**Task directions**
Return the records as they stand. No picture is to be included.

[Data about app and page elements]

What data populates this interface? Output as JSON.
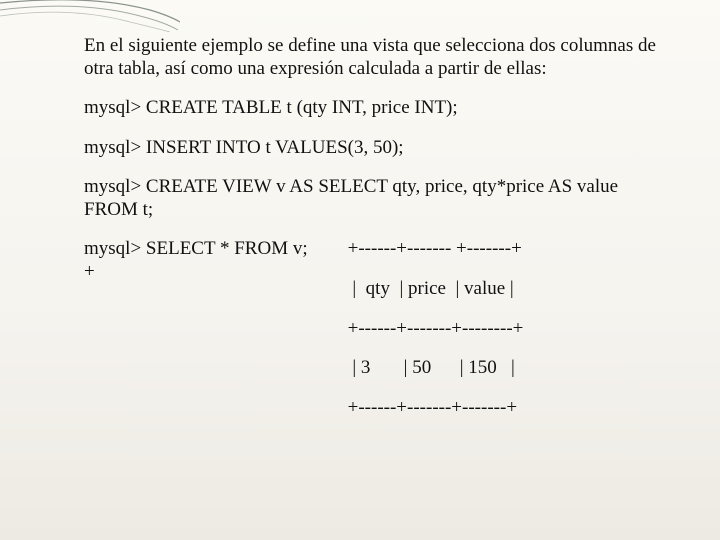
{
  "intro": "En el siguiente ejemplo se define una vista que selecciona dos columnas de otra tabla, así como una expresión calculada a partir de ellas:",
  "sql": {
    "create_table": "mysql> CREATE TABLE t (qty INT, price INT);",
    "insert": " mysql> INSERT INTO t VALUES(3, 50);",
    "create_view": "mysql> CREATE VIEW v AS SELECT qty, price, qty*price AS value FROM t;",
    "select": "mysql> SELECT * FROM v;",
    "plus": "+"
  },
  "table_output": {
    "sep_top": "+------+------- +-------+",
    "header": " |  qty  | price  | value |",
    "sep_mid": "+------+-------+--------+",
    "row": " | 3       | 50      | 150   |",
    "sep_bot": "+------+-------+-------+"
  }
}
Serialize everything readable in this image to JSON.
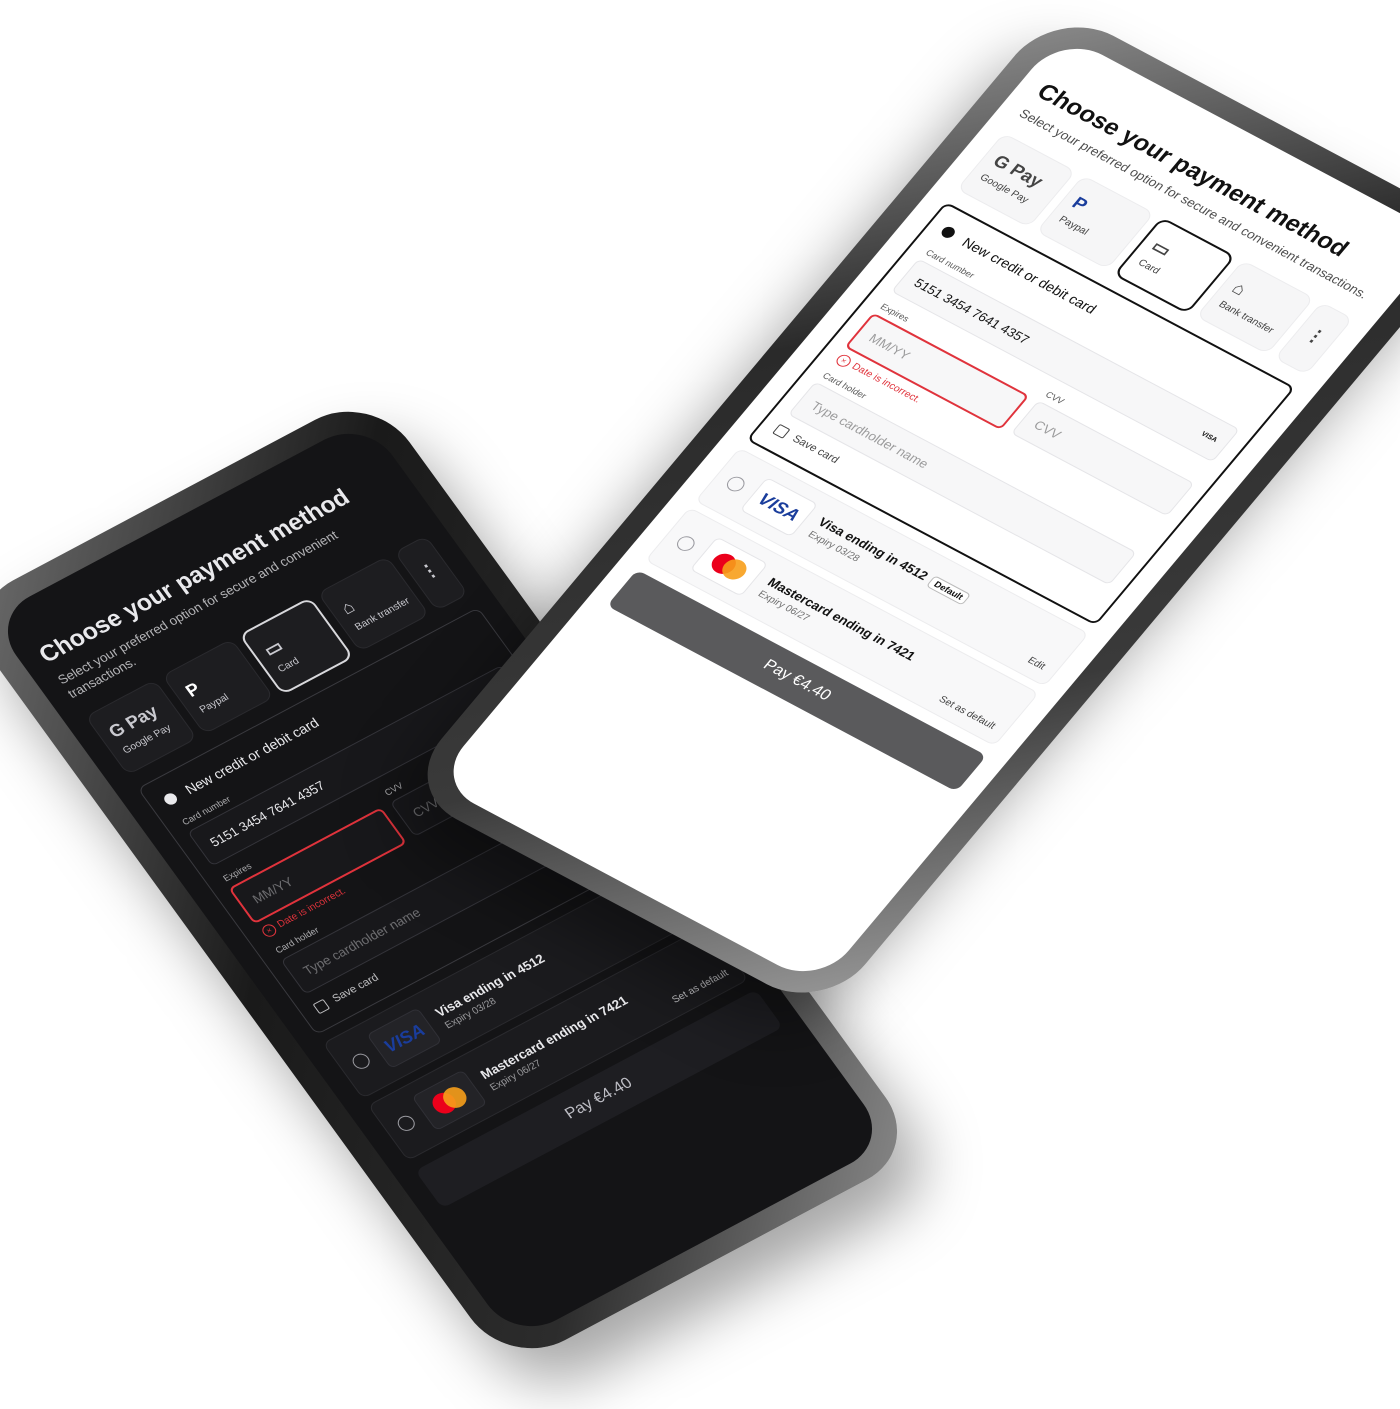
{
  "screen": {
    "title": "Choose your payment method",
    "subtitle": "Select your preferred option for secure and convenient transactions.",
    "methods": [
      {
        "icon": "G Pay",
        "label": "Google Pay"
      },
      {
        "icon": "P",
        "label": "Paypal"
      },
      {
        "icon": "▭",
        "label": "Card"
      },
      {
        "icon": "⌂",
        "label": "Bank transfer"
      },
      {
        "icon": "⋮",
        "label": ""
      }
    ],
    "selected_method": "Card",
    "new_card": {
      "option_label": "New credit or debit card",
      "card_number_label": "Card number",
      "card_number_value": "5151 3454 7641 4357",
      "card_brand": "VISA",
      "expires_label": "Expires",
      "expires_placeholder": "MM/YY",
      "expires_error": "Date is incorrect.",
      "cvv_label": "CVV",
      "cvv_placeholder": "CVV",
      "holder_label": "Card holder",
      "holder_placeholder": "Type cardholder name",
      "save_card_label": "Save card"
    },
    "saved_cards": [
      {
        "brand": "VISA",
        "name": "Visa ending in 4512",
        "badge": "Default",
        "expiry": "Expiry 03/28",
        "action": "Edit"
      },
      {
        "brand": "Mastercard",
        "name": "Mastercard ending in 7421",
        "badge": "",
        "expiry": "Expiry 06/27",
        "action": "Set as default"
      }
    ],
    "pay_button": "Pay €4.40"
  },
  "colors": {
    "error": "#e0333c",
    "visa_blue": "#1a3d9c",
    "mc_red": "#eb001b",
    "mc_orange": "#f79e1b"
  }
}
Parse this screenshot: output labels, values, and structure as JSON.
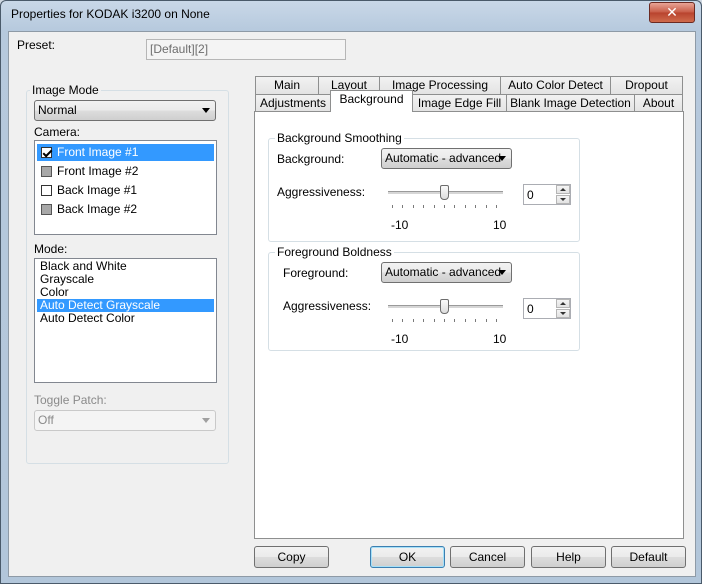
{
  "window": {
    "title": "Properties for KODAK i3200 on None",
    "close_label": "✕"
  },
  "preset": {
    "label": "Preset:",
    "value": "[Default][2]"
  },
  "image_mode": {
    "group_label": "Image Mode",
    "selected": "Normal",
    "camera_label": "Camera:",
    "cameras": [
      {
        "label": "Front Image #1",
        "state": "checked",
        "selected": true
      },
      {
        "label": "Front Image #2",
        "state": "gray",
        "selected": false
      },
      {
        "label": "Back Image #1",
        "state": "unchecked",
        "selected": false
      },
      {
        "label": "Back Image #2",
        "state": "gray",
        "selected": false
      }
    ],
    "mode_label": "Mode:",
    "modes": [
      {
        "label": "Black and White",
        "selected": false
      },
      {
        "label": "Grayscale",
        "selected": false
      },
      {
        "label": "Color",
        "selected": false
      },
      {
        "label": "Auto Detect Grayscale",
        "selected": true
      },
      {
        "label": "Auto Detect Color",
        "selected": false
      }
    ],
    "toggle_patch_label": "Toggle Patch:",
    "toggle_patch_value": "Off"
  },
  "tabs": {
    "row1": [
      "Main",
      "Layout",
      "Image Processing",
      "Auto Color Detect",
      "Dropout"
    ],
    "row2": [
      "Adjustments",
      "Background",
      "Image Edge Fill",
      "Blank Image Detection",
      "About"
    ],
    "active": "Background"
  },
  "background_smoothing": {
    "group_label": "Background Smoothing",
    "field_label": "Background:",
    "field_value": "Automatic - advanced",
    "aggr_label": "Aggressiveness:",
    "aggr_value": "0",
    "aggr_level": 0,
    "min_label": "-10",
    "max_label": "10"
  },
  "foreground_boldness": {
    "group_label": "Foreground Boldness",
    "field_label": "Foreground:",
    "field_value": "Automatic - advanced",
    "aggr_label": "Aggressiveness:",
    "aggr_value": "0",
    "aggr_level": 0,
    "min_label": "-10",
    "max_label": "10"
  },
  "buttons": {
    "copy": "Copy",
    "ok": "OK",
    "cancel": "Cancel",
    "help": "Help",
    "default": "Default"
  }
}
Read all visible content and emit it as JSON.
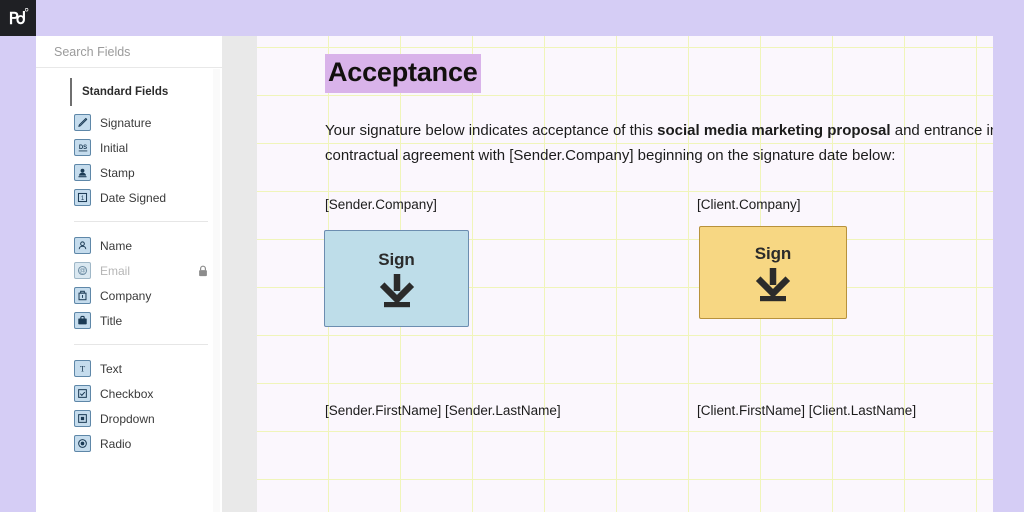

**Solution for this task**
What data populates this interface? Output as JSON.
{
  "intro": "En el siguiente ejemplo se define una vista que selecciona dos columnas de otra tabla, así como una expresión calculada a partir de ellas:",
  "sql": {
    "create_table": "mysql> CREATE TABLE t (qty INT, price INT);",
    "insert": " mysql> INSERT INTO t VALUES(3, 50);",
    "create_view": "mysql> CREATE VIEW v AS SELECT qty, price, qty*price AS value FROM t;",
    "select": "mysql> SELECT * FROM v;",
    "plus": "+"
  },
  "table_output": {
    "sep_top": "+------+------- +-------+",
    "header": " |  qty  | price  | value |",
    "sep_mid": "+------+-------+--------+",
    "row": " | 3       | 50      | 150   |",
    "sep_bot": "+------+-------+-------+"
  }
}
Serialize everything readable in this image to JSON.
{
  "screen": {
    "title": "Choose your payment method",
    "subtitle": "Select your preferred option for secure and convenient transactions.",
    "methods": [
      {
        "icon": "G Pay",
        "label": "Google Pay"
      },
      {
        "icon": "P",
        "label": "Paypal"
      },
      {
        "icon": "▭",
        "label": "Card"
      },
      {
        "icon": "⌂",
        "label": "Bank transfer"
      },
      {
        "icon": "⋮",
        "label": ""
      }
    ],
    "selected_method": "Card",
    "new_card": {
      "option_label": "New credit or debit card",
      "card_number_label": "Card number",
      "card_number_value": "5151 3454 7641 4357",
      "card_brand": "VISA",
      "expires_label": "Expires",
      "expires_placeholder": "MM/YY",
      "expires_error": "Date is incorrect.",
      "cvv_label": "CVV",
      "cvv_placeholder": "CVV",
      "holder_label": "Card holder",
      "holder_placeholder": "Type cardholder name",
      "save_card_label": "Save card"
    },
    "saved_cards": [
      {
        "brand": "VISA",
        "name": "Visa ending in 4512",
        "badge": "Default",
        "expiry": "Expiry 03/28",
        "action": "Edit"
      },
      {
        "brand": "Mastercard",
        "name": "Mastercard ending in 7421",
        "badge": "",
        "expiry": "Expiry 06/27",
        "action": "Set as default"
      }
    ],
    "pay_button": "Pay €4.40"
  },
  "colors": {
    "error": "#e0333c",
    "visa_blue": "#1a3d9c",
    "mc_red": "#eb001b",
    "mc_orange": "#f79e1b"
  }
}
Parse this screenshot: output labels, values, and structure as JSON.
{
  "window": {
    "title": "Properties for KODAK i3200 on None",
    "close_label": "✕"
  },
  "preset": {
    "label": "Preset:",
    "value": "[Default][2]"
  },
  "image_mode": {
    "group_label": "Image Mode",
    "selected": "Normal",
    "camera_label": "Camera:",
    "cameras": [
      {
        "label": "Front Image #1",
        "state": "checked",
        "selected": true
      },
      {
        "label": "Front Image #2",
        "state": "gray",
        "selected": false
      },
      {
        "label": "Back Image #1",
        "state": "unchecked",
        "selected": false
      },
      {
        "label": "Back Image #2",
        "state": "gray",
        "selected": false
      }
    ],
    "mode_label": "Mode:",
    "modes": [
      {
        "label": "Black and White",
        "selected": false
      },
      {
        "label": "Grayscale",
        "selected": false
      },
      {
        "label": "Color",
        "selected": false
      },
      {
        "label": "Auto Detect Grayscale",
        "selected": true
      },
      {
        "label": "Auto Detect Color",
        "selected": false
      }
    ],
    "toggle_patch_label": "Toggle Patch:",
    "toggle_patch_value": "Off"
  },
  "tabs": {
    "row1": [
      "Main",
      "Layout",
      "Image Processing",
      "Auto Color Detect",
      "Dropout"
    ],
    "row2": [
      "Adjustments",
      "Background",
      "Image Edge Fill",
      "Blank Image Detection",
      "About"
    ],
    "active": "Background"
  },
  "background_smoothing": {
    "group_label": "Background Smoothing",
    "field_label": "Background:",
    "field_value": "Automatic - advanced",
    "aggr_label": "Aggressiveness:",
    "aggr_value": "0",
    "aggr_level": 0,
    "min_label": "-10",
    "max_label": "10"
  },
  "foreground_boldness": {
    "group_label": "Foreground Boldness",
    "field_label": "Foreground:",
    "field_value": "Automatic - advanced",
    "aggr_label": "Aggressiveness:",
    "aggr_value": "0",
    "aggr_level": 0,
    "min_label": "-10",
    "max_label": "10"
  },
  "buttons": {
    "copy": "Copy",
    "ok": "OK",
    "cancel": "Cancel",
    "help": "Help",
    "default": "Default"
  }
}
Read all visible content and emit it as JSON.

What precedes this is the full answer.